Mention the word ‘youth’ to someone and they’ll likely associate it with an abundance of stereotypes: lazy, constantly strapped to their cell phones, zero ambition, to name a few.
But a good look at the youth in our own communities says otherwise.
Coast Capital Savings and Vancity Buzz are celebrating Youth Week BC by highlighting the stories of outstanding young people in our communities. These leaders have built a richer future for themselves, their peers, and their communities as a whole.
Coast Capital’s Youth Get It investment program empowers young people to get involved in their communities.
This innovative community investment program – which sees 7% of the credit union’s pre-tax profits reinvested in their communities – is focused on programs that help youth with financial empowerment, healthy minds, and educational success.
Vancity Buzz had a chance to sit down with five inspiring young people who have benefited from Coast Capital’s Youth Get It investment program to talk about how it’s changed their lives.
Today, meet 24-year-old Pamela Smith, a BBA in printmaking from Emily Carr University of Art and Design. She recently completed the Tradeworks Women in the Trades at Tradeworks Training Society, a program supported by Coast Capital Savings.
How did you get started with Tradeworks, and how have you benefited from it?
Knowing that trade jobs in B.C. are expected to increase substantially in the next five years, I assumed there would be programs or incentives for training, especially for women. I found Tradeworks by looking at the ITA website and made an appointment with the program coordinator. In the span of just a few weeks, I was enrolled in the program and on a completely new track. I was fortunate to be offered employment in their fabrication shop after graduation from the program.
What’s one thing you most want to change in the world that would help youth?
It’s excessively expensive to live in Vancouver, and it’s a struggle for a lot of young people to afford it. Not only is the rent astronomical, but it’s also very difficult to enter the skilled workforce out of high school or university.

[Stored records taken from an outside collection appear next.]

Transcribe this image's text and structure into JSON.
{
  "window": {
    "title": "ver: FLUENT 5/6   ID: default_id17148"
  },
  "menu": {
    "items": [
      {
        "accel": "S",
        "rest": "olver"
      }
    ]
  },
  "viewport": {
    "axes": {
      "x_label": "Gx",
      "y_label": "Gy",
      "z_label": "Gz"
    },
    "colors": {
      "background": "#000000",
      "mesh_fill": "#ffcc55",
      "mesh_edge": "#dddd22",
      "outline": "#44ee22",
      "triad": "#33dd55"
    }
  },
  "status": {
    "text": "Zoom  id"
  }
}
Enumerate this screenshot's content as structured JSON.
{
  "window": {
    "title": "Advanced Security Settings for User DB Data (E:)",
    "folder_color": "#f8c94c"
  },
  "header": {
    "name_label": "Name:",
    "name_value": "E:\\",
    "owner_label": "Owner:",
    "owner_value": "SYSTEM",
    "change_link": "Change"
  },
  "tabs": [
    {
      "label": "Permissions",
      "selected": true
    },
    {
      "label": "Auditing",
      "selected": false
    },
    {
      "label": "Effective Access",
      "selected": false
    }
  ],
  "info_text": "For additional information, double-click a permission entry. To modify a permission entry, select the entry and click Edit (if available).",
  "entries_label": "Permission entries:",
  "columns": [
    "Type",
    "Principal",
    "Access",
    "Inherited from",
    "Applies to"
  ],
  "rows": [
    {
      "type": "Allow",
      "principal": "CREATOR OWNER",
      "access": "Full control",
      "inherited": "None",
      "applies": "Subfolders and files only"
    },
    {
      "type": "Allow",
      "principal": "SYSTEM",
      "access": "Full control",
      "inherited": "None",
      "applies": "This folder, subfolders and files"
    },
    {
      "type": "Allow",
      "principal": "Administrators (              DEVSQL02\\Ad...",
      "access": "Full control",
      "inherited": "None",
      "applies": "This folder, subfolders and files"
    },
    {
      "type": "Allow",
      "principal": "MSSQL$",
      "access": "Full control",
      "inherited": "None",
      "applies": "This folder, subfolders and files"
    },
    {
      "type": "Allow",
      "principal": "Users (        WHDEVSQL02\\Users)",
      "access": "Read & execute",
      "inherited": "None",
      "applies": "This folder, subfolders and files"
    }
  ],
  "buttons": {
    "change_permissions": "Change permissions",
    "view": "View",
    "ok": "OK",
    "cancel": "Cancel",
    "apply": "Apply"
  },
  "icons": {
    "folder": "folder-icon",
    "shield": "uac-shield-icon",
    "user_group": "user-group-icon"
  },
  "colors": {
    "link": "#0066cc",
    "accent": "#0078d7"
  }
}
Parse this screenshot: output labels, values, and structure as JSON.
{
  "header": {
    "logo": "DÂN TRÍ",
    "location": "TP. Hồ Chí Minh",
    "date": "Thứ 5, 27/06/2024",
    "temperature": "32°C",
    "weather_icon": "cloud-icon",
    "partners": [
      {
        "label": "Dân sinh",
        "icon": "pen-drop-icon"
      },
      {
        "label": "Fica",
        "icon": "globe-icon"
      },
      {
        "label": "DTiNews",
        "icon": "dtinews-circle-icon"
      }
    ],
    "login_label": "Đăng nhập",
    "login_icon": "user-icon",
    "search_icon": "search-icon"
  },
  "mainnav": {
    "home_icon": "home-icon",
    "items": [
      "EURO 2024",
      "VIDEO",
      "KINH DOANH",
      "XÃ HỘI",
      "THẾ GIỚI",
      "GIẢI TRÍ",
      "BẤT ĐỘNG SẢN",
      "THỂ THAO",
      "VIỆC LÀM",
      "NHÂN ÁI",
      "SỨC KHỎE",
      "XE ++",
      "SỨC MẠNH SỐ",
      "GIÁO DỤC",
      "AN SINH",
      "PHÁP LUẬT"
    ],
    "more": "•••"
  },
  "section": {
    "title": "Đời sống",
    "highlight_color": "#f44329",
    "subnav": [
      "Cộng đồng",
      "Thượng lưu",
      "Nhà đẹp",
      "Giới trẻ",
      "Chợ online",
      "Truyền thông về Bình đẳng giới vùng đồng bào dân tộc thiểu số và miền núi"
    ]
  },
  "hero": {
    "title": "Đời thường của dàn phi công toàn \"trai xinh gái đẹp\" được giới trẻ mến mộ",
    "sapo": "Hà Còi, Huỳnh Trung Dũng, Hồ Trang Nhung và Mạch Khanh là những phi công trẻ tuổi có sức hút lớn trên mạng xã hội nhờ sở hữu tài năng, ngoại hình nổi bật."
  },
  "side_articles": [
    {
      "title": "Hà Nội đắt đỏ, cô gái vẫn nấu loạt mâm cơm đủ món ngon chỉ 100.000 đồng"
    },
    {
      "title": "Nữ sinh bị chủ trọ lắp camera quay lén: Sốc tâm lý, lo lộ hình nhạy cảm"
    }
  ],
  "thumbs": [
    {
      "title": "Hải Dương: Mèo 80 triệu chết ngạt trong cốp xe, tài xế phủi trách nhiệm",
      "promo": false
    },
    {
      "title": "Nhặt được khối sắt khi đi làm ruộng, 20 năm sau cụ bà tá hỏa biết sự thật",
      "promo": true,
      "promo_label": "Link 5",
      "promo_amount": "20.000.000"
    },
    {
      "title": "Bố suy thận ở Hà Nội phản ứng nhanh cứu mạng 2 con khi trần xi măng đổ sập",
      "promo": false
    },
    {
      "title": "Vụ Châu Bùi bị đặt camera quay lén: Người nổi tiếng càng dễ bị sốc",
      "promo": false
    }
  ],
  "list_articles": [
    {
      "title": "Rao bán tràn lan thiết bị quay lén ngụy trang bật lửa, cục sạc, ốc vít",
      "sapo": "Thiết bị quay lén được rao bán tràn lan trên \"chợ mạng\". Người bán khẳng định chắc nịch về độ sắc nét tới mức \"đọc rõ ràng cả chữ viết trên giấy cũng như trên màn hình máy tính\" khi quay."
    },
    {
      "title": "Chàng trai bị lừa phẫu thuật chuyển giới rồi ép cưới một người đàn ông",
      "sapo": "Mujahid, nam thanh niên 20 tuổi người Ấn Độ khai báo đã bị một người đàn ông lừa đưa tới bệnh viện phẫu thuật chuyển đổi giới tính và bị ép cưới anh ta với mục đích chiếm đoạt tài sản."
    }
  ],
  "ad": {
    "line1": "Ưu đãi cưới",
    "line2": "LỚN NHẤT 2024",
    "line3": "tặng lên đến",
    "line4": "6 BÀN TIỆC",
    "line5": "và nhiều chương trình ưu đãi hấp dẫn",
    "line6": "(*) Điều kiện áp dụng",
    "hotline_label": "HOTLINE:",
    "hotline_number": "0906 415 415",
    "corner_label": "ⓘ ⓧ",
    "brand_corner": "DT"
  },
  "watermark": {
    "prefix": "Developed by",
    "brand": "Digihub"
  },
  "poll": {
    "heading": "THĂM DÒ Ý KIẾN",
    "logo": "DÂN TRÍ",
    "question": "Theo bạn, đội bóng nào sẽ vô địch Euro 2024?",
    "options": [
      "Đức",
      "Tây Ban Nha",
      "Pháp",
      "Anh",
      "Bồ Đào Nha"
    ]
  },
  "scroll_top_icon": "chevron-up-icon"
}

I think having more training programs (or more funding for existing programs) for in-demand jobs would give youth workers an opportunity for higher-paid, meaningful employment.
What community organization or charity is your favourite?
Tradeworks is of course my favourite. I have also become acquainted with a great non-profit staffing/temporary employment agency in the DTES: Embers Staffing Solutions. They have amazing employment practices, including fair pay rates, training opportunities, transportation to job sites, rental gear, holiday pay, and generous overtime pay.
What’s the coolest thing you’ve ever done?
It’s hard to choose – I worked on a film set for a CBC release movie called Balletlujah and I spent 10 days on a yacht as a cook, touring the San Juan Islands and Southern Gulf Islands.
Looking five or 10 years ahead, what’s the dream?
I’m currently looking into co-op and apprenticeship programs at BCIT, so in five years I plan to have completed school and begun a career in my chosen trade. In 10 years – who knows! I will definitely travel and I’d like to have a small (or not so small) side business. All the while, I hope to continue a relationship with Tradeworks and other like-minded organizations that make a difference.
If you’re interested in learning more about Coast Capital’s Youth Get It investment program, click here. Coast Capital’s Youth Get It investment program supports a variety of youth-focused initiatives. This includes the credit union’s signature programs like its Youth Team, and Young Leaders Community Councils. In addition, initiatives such as SFU Venture Connection Program, Youth Futures Education Fund and Tradeworks for Women in the Trades benefit from the Youth Get It investment program.
Tomorrow, we’ll chat with Ben Britton, an entrepreneur who recently won the 2016 Coast Capital Savings Venture Prize with his team.